In our neighborhood the community of Jefferson had a cemetery which was supported by the township, which did not take very good care of it, except for mowing. So the women formed an organization called the Memory Circle, and they raised money for that little cemetery. It continued for many, many years. they had Ice Cream Socials, and we had the biggest house in the township, so the Ice Cream Socials were always at our house in the summer. In the winter they had a Chicken Pie Dinner, and that, too, was at our house. Brother Herman always spoke of those dinners. When Mother was entertaining, he would say, “Well, Mother’s having another Graveyard Social.” As I said, that continued many years, and, as late as when we lived in Tecumseh on Democrat Street, Paulina and I entertained those women for Julia when she was home from the East. Many, many of them came from Jackson, Liberty, Cass Lake, and Jefferson and the community, and one lady, when she got out of the car, said, “Well, you don’t know me. I’m Zilla McCready.” And I was shocked because I thought she had been dead for many years. I think there were six or eight ladies there who were past eighty years old.

Elona & William lie buried in Highland Cemetery in Brooklyn (Jackson) Michigan. They were the parents of seven children:

1. Paulina Elona “Polly” Raven, born 20 July 1879, died 2 January 1959 in Lyon (Fulton) Ohio. She married 30 June 1917 in East Lansing (Ingham) Michigan, Frederick Elwin Morse, who was born 19 January 1876 and died 21 April 1958. Paulina & Frederick were the parents of two sons.

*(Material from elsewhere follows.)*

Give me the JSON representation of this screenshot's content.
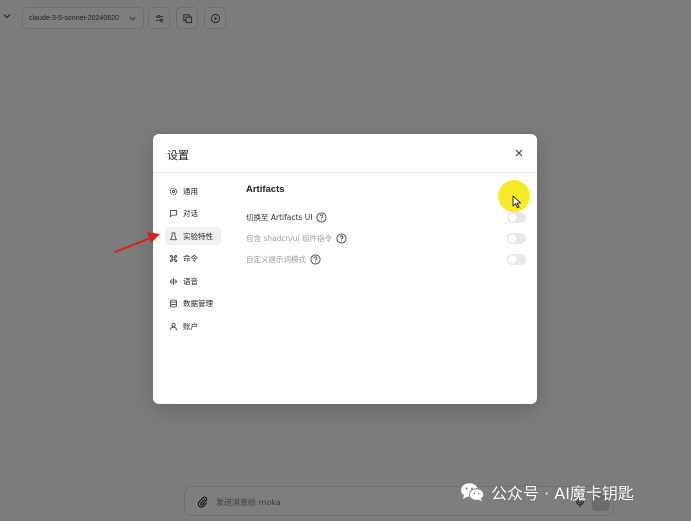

2. Herman Case Raven, born 24 April 1882, died 5 April 1937 in Portland (Multnomah) Oregon. He married 1 February 1908 in Cook Valley (Dunn) Wisconsin, Elvira Florence Scritsmier, who was born 1 February 1880 in Auburn (Chippewa) Wisconsin and died 28 January 1969 in Portland. Herman & Elvira had no children.

3. Marion Case Raven (Tim’s great-grandfather), born 18 October 1883, died 4 December 1926 in Jackson (Jackson) Michigan. He married (as her first husband) 20 June 1906 in Hanover (Jackson) Michigan, Catherine A. Verplank, who was born there 2 May 1885 and died there 27 July 1941, daughter of George Washington and Ermina (Huntley) Verplank. Marion & Catherine were the parents of three children.

4. John William “Will” “Bill” Raven, born 5 February 1886, died in Highland Park (Wayne) Michigan. He married (as his first wife and as her second husband) 13 February 1913 in Jackson, Emma Belle (Faxon) Clark, who was born there 17 October 1873 and died there 7 February 1927, daughter of Dewitt Clinton and Lucy Ann (Campbell) Faxon and widow of Harry B. Clark. Bill married (as his second wife and as her second husband) Evelyn (—). Bill married (as his third wife) Mabel (—). Bill never had any children of his own.

5. Emmett Leroy Raven, born 16 September 1889, died 20 December 1971 in Badaxe. He married (as his first wife) 23 June 1915 in Mulliken (Eaton) Michigan, Ethel Alvina Peabody, who was born 24 September 1892 in Roxand (Eaton) Michigan and died there 25 October 1927. Emmett & Ethel were the parents of four children. Emmett married (as his second wife) 18 June 1929, Mildred Nellie Gardnen, who was born 6 January 1890 and died 26 July 1979 in Colfax (Huron) Michigan.

6. Julia Agnes Raven, born 17 October 1891, died 29 February 1968 in Middletown (Middlesex) Connecticut. She married 17 May 1932 in Philadelphia, Pennsylvania, William Homan, who was born 3 August 1889 and died 13 January 1951. Julia never had any children of her own.

7. Clarinda Ayesha Raven, born 8 June 1895, died 29 August 1987 in Fort Myers (Lee) Florida. She married 19 July 1917 in East Lansing (Ingham) Michigan, Orville William Laidlaw, who was born 14 July 1893, and died 24 December 1978. Ayesha & Orville were the parents of two sons.